• [Problem]: Apart from the pictures, every line below is to be set down exactly.

· · · · ·

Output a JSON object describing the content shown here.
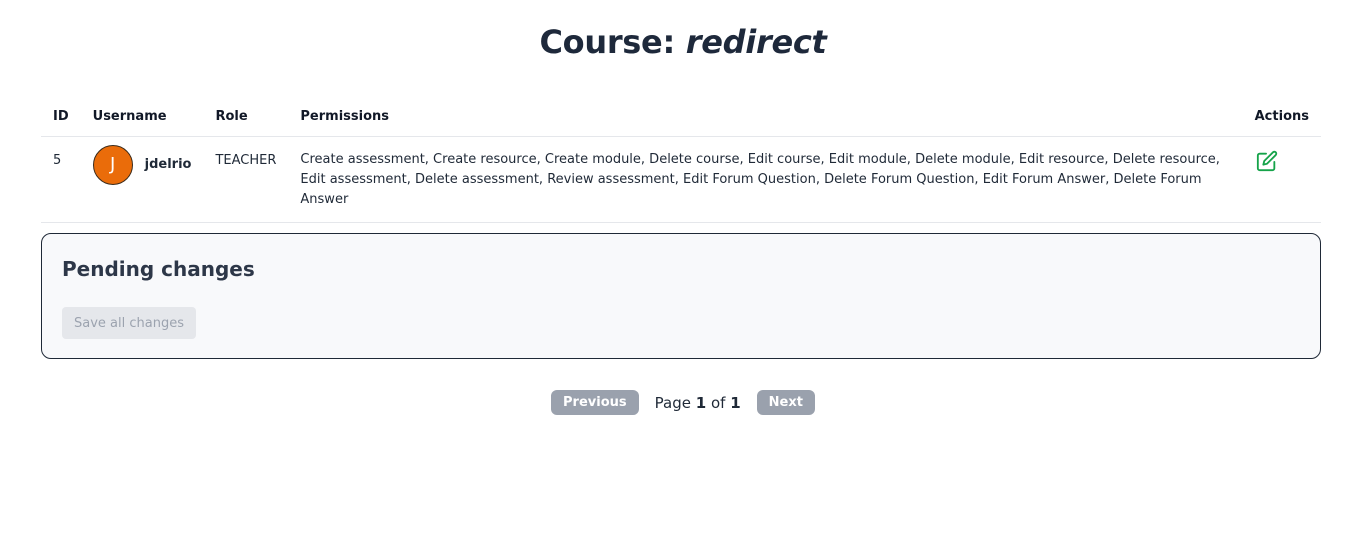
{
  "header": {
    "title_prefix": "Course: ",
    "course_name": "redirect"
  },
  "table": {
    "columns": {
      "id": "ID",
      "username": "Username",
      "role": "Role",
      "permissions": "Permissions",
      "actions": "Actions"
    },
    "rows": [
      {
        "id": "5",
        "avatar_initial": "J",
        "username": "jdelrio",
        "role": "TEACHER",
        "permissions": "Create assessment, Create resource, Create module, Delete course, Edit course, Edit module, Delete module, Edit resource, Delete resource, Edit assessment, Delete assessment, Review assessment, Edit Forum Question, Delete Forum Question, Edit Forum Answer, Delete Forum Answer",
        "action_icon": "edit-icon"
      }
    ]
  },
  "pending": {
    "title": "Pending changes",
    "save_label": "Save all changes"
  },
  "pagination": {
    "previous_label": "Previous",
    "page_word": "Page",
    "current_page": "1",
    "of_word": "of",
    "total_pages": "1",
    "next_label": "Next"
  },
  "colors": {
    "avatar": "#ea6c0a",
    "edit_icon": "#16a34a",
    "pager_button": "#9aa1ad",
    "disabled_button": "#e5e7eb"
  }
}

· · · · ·

• [Response area]:
Output a JSON object describing the content shown here.
{
  "header": {
    "title_prefix": "Course: ",
    "course_name": "redirect"
  },
  "table": {
    "columns": {
      "id": "ID",
      "username": "Username",
      "role": "Role",
      "permissions": "Permissions",
      "actions": "Actions"
    },
    "rows": [
      {
        "id": "5",
        "avatar_initial": "J",
        "username": "jdelrio",
        "role": "TEACHER",
        "permissions": "Create assessment, Create resource, Create module, Delete course, Edit course, Edit module, Delete module, Edit resource, Delete resource, Edit assessment, Delete assessment, Review assessment, Edit Forum Question, Delete Forum Question, Edit Forum Answer, Delete Forum Answer",
        "action_icon": "edit-icon"
      }
    ]
  },
  "pending": {
    "title": "Pending changes",
    "save_label": "Save all changes"
  },
  "pagination": {
    "previous_label": "Previous",
    "page_word": "Page",
    "current_page": "1",
    "of_word": "of",
    "total_pages": "1",
    "next_label": "Next"
  },
  "colors": {
    "avatar": "#ea6c0a",
    "edit_icon": "#16a34a",
    "pager_button": "#9aa1ad",
    "disabled_button": "#e5e7eb"
  }
}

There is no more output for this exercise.